SMALL BITES | PERFORMANCE / by Angela Payne

(This blog was written right before I headed into the jungle following Nationals, but wasn't posted due to lack of reliable internet.)  

ABS Nationals are over, and suffice it to say I'm happy with the weekend. Actually, I'm thrilled. Elated. Satisfied. And a little surprised. 

Don't get me wrong, I had faith that I could do well, but halfway through finals I never expected it would turn out exactly as it did. But, as I mentioned in my last post, competitions are a crazy animal. After many years of battling this beast, I know a few things to be true. First, everything can change from one problem to the next, and a personal feeling of where one stands as the competition progresses isn't always accurate.  Second, if you compete enough, sometimes you will be happy with the results, other times you won't. And third, competitions are generally more fun and a person is generally happier with the experience when he/she does well. Note the italics here;  I'm a big believer in trying to always have fun at competitions no matter how the results shake out. However, I'm also human, and I have to admit it's easier to have fun when things are going your way.  

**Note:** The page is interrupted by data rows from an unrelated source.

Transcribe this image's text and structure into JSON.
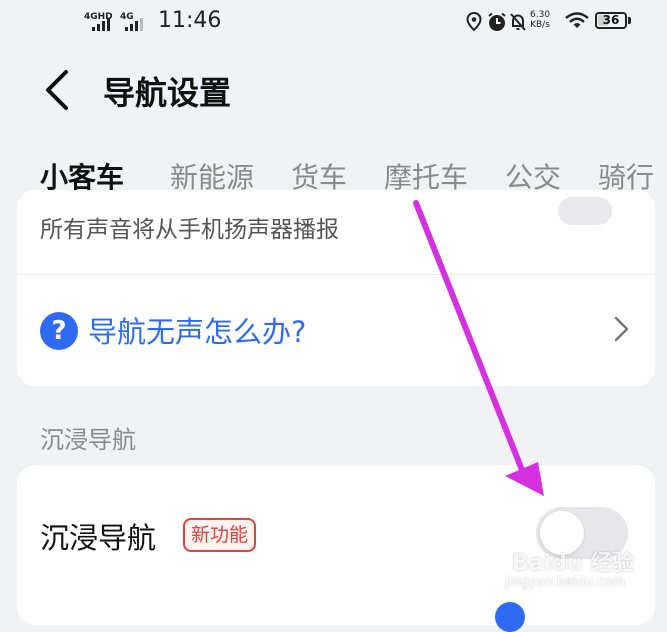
{
  "status_bar": {
    "sim1": "4GHD",
    "sim2": "4G",
    "time": "11:46",
    "net_speed_value": "6.30",
    "net_speed_unit": "KB/s",
    "battery": "36",
    "battery_level": 0.36
  },
  "header": {
    "title": "导航设置",
    "back_icon": "chevron-left-icon"
  },
  "tabs": [
    {
      "label": "小客车",
      "active": true
    },
    {
      "label": "新能源",
      "active": false
    },
    {
      "label": "货车",
      "active": false
    },
    {
      "label": "摩托车",
      "active": false
    },
    {
      "label": "公交",
      "active": false
    },
    {
      "label": "骑行",
      "active": false
    }
  ],
  "sound_card": {
    "subtext": "所有声音将从手机扬声器播报",
    "help_link": "导航无声怎么办?",
    "help_icon": "?"
  },
  "immersive_section": {
    "section_label": "沉浸导航",
    "row_label": "沉浸导航",
    "badge": "新功能",
    "toggle_on": false
  },
  "watermark": {
    "text": "Baidu 经验",
    "url": "jingyan.baidu.com"
  },
  "colors": {
    "accent": "#2f6bf2",
    "badge_red": "#e8403d",
    "arrow_magenta": "#d62fe0"
  }
}
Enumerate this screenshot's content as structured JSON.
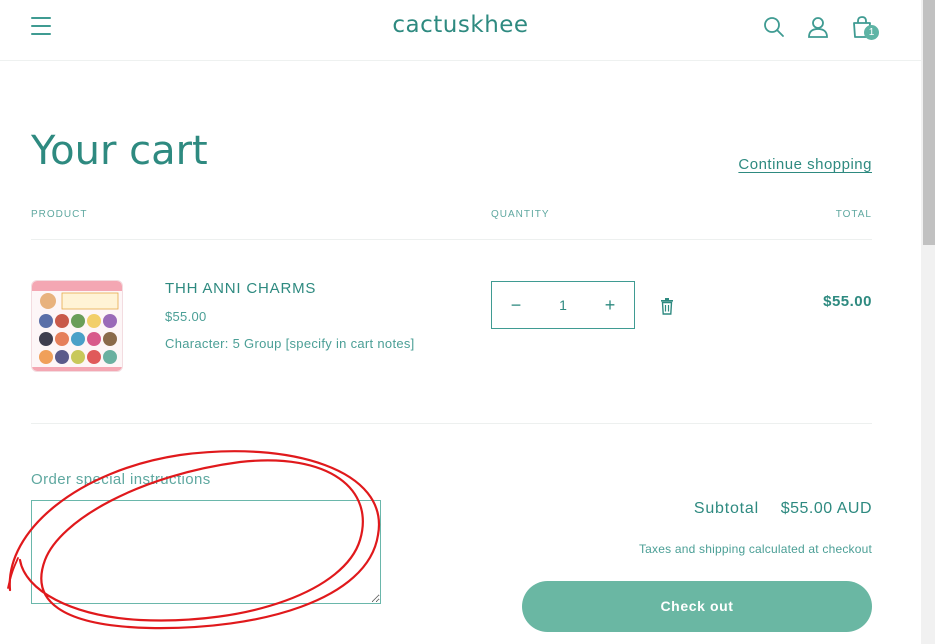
{
  "header": {
    "logo": "cactuskhee",
    "cart_count": "1",
    "icons": [
      "menu-icon",
      "search-icon",
      "account-icon",
      "cart-icon"
    ]
  },
  "page": {
    "title": "Your cart",
    "continue_label": "Continue shopping"
  },
  "table": {
    "columns": [
      "PRODUCT",
      "QUANTITY",
      "TOTAL"
    ]
  },
  "items": [
    {
      "title": "THH ANNI CHARMS",
      "price": "$55.00",
      "variant": "Character: 5 Group [specify in cart notes]",
      "quantity": "1",
      "decrement": "−",
      "increment": "+",
      "total": "$55.00"
    }
  ],
  "notes": {
    "label": "Order special instructions",
    "value": ""
  },
  "summary": {
    "subtotal_label": "Subtotal",
    "subtotal_value": "$55.00 AUD",
    "tax_note": "Taxes and shipping calculated at checkout",
    "checkout_label": "Check out"
  },
  "colors": {
    "brand": "#2e8a80",
    "button": "#6ab7a3",
    "annotation": "#e0191c"
  }
}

AJ finishing problem 1.  Photos by Lizzy Asher & Flannery Shay-Nemirow

AJ finishing problem 1.  Photos by Lizzy Asher & Flannery Shay-Nemirow

All of the above truths came into play in this finals round. When finals were over I was generally satisfied with my climbing, but didn't think I made the podium.  I did, however, know it would be close between me and a few others, as I was familiar with the new scoring system*.  When I saw the results, I was very satisfied, and also knew that it could have turned out differently had any number of details of my competitors’ performance been slightly different.  That’s how competitions are; you can drive yourself insane thinking of the “what ifs” and “if onlys” after an event.  Competitions are often won or lost in the details.    

All that being said, I was incredibly happy to learn I placed third.  Okay, I’ll be completely honest -- I wasn't just happy, I was overjoyed.  As weird as it sounds, that's a little hard to admit outright, because I recognize that my entire experience of the competition changed when I found out those results.  In theory, it shouldn't be that way, especially since I am well aware of all those truths and an advocate of not letting the results dictate the tone of the experience. But this time they did.  I was thrilled to stand on that podium again, even knowing that it was just a competition and even knowing that on a different day, it all could have turned out some other way, and even knowing that I shouldn't be THAT much happier just because a little luck was in my favor. Standing on that podium felt more special this time, and for the past four days I've been trying to sort through why. 

Problem 2.  Photos by Lizzy Asher & Flannery Shay-Nemirow

Problem 2.  Photos by Lizzy Asher & Flannery Shay-Nemirow

I don’t really have a clear answer.  Maybe it’s because I’ve been doing this for a long time, and it feels pretty damn good to still keep up with a field that is becoming younger each year.  Maybe it’s because I prepared for this event and felt that the time I invested paid off.  Or maybe it’s because, for better or worse, a lot of my self-worth does come from climbing at this point in my life.  And while there are countless other rewarding experiences in climbing from which I take value, performing well in competitions is one of them. 

Or maybe it’s simply because things just went the way I hoped they would this time around, and that doesn’t always happen. 

At some point during finals, I got a little philosophical with my good friend Alex Johnson, who was sitting next to me.  AJ has also been competing for a very long time, and knows the ups and downs of the game quite well.  I think we were about half way through the round, and it just hit me that something didn’t feel the same as it used to.  “There was a time when these things felt a little more magic, wasn’t there?  Is that gone?  Doesn’t it feel like something’s missing?”  AJ was patient with my blabbering, although she probably should have told me to shut up. 

Me and AJ

Me and AJ

"She's getting all philosophical over here, dudes." -AJ

"She's getting all philosophical over here, dudes." -AJ

Of course there was a time when this felt different, Ange.  You were younger, and less experienced, and it was all more novel.  It was easier to convince yourself that this was it.  And at some point that fades, and that’s called growing up.  The rational side of me knew all of that, as I’ve had this conversation with myself countless times over the past few years. 

But (cheeseball alert)…it turns out there’s still a glimmer of that magic left, because you never know how it's going to go, and every once in a while you might find yourself back on the podium with two other people that have been along for the ride with you.  And you don’t know exactly how it happened, but you can’t help but be happy.

Happy.

Happy.

 

*There was much talk about the new scoring system this year.  As a member of the USA Climbing Rules Committee, I voted in favor of this system.  This post isn’t about that though, and the details of my thoughts around this topic are better saved for a different discussion.